Everyone experiences anxiety at some point in their life. We tend to get anxious or stressed over a bill that is due in two days, or traveling during the holidays, or that pesky headache that doesn’t seem to go away. However, when your anxiety becomes common and you begin to worry excessively, that’s when generalized anxiety disorder comes into play. When your fears become irrational, your worry is impacting your ability to fulfill daily tasks and that one concern has spiraled into twenty new concerns- that’s GAD.1
Mice studies have shown positive connections with the gut-brain axis and just how much our microbiome can affect our nervous system. Such correlations have made it relevant for human studies to be conducted! Someone who is faced with GAD undergoes an abundance amount of worry and/or stress on a daily basis. When faced with a stressor, our sympathetic nervous system (SNS) kicks into gear. The SNS is in control of our “fight or flight” response, in which it releases numerous stress hormones such as cortisol and norepinephrine. This results in potentially halting our digestion and proceeding to put our energy elsewhere. Exposures to different stressors have also been associated with the absence of certain good bacteria in our gut.2 It is now known that both the nervous system and the gut microbiome have an intertwined relationship. Changes in our microbiome can lead to neurological alterations while behavioral changes can directly affect our gastrointestinal tract.2
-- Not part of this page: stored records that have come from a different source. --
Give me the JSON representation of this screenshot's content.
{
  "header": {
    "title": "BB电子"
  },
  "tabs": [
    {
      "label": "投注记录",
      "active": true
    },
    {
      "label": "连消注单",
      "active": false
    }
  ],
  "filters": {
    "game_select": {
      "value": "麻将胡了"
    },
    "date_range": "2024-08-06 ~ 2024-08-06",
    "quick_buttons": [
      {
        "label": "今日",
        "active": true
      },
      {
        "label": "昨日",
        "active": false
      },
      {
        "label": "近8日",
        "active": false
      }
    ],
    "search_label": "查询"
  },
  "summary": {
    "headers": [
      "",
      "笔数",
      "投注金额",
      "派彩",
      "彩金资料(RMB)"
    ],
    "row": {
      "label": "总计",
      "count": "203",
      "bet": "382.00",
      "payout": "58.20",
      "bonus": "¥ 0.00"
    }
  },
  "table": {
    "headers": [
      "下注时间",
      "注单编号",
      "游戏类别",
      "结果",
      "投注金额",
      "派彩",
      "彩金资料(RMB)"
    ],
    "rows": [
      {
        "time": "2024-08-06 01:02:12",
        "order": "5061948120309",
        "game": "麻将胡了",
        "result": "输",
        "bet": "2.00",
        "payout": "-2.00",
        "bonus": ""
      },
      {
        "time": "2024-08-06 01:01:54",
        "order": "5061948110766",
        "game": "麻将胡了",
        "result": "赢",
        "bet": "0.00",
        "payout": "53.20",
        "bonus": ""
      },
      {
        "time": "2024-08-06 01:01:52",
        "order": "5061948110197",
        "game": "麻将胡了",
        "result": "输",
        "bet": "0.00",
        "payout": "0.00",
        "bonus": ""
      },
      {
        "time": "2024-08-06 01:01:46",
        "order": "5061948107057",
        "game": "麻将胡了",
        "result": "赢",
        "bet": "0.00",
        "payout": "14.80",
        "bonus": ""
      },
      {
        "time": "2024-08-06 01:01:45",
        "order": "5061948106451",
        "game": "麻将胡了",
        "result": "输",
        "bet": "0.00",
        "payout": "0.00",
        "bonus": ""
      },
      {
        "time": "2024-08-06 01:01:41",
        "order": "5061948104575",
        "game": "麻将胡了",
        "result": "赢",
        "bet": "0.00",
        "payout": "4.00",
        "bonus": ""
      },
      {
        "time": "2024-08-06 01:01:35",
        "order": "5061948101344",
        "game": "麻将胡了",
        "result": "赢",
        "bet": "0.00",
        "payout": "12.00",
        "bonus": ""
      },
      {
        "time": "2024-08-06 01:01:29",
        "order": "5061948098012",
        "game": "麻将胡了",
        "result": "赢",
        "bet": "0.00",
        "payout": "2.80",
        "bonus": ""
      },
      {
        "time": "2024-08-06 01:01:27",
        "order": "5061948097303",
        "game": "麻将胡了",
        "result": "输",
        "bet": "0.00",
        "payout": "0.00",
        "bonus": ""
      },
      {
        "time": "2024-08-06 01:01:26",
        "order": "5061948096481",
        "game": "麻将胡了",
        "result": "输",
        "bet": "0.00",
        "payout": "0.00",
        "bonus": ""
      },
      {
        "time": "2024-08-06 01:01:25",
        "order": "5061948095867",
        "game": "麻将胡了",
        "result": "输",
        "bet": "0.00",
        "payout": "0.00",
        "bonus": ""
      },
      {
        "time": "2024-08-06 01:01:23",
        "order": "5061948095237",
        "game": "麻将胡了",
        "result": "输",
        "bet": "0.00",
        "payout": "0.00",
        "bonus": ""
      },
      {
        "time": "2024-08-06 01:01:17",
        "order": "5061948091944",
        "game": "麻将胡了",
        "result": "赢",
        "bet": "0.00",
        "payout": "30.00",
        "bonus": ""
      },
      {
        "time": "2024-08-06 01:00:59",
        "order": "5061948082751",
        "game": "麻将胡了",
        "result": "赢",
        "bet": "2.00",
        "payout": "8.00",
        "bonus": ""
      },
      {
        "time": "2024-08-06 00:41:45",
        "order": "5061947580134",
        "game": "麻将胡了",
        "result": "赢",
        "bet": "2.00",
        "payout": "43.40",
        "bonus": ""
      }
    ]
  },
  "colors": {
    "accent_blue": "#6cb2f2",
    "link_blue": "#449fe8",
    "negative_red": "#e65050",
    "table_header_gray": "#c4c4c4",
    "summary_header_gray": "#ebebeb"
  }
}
The enteric nervous system is in charge of sending messages back and forth to the brain and the gastrointestinal tract via neurons and the vagus nerve.3 Anxiety causes hyperarousal of our nervous system, leaving our microbiome vulnerable to dysbiosis. When we experience dysbiosis in our gut, we experience symptoms such as leaky gut, constipation, IBS and bloating. Remember, an imbalanced gut can also lead to anxiety-like symptoms. The key is to remember that these two systems interchangeably affect one another.
So, what do you do now? Stay tuned for my next article regarding nutritional interventions and stress-reducing techniques to aid in a healthy mind and microbiome!
Author: Macy Adami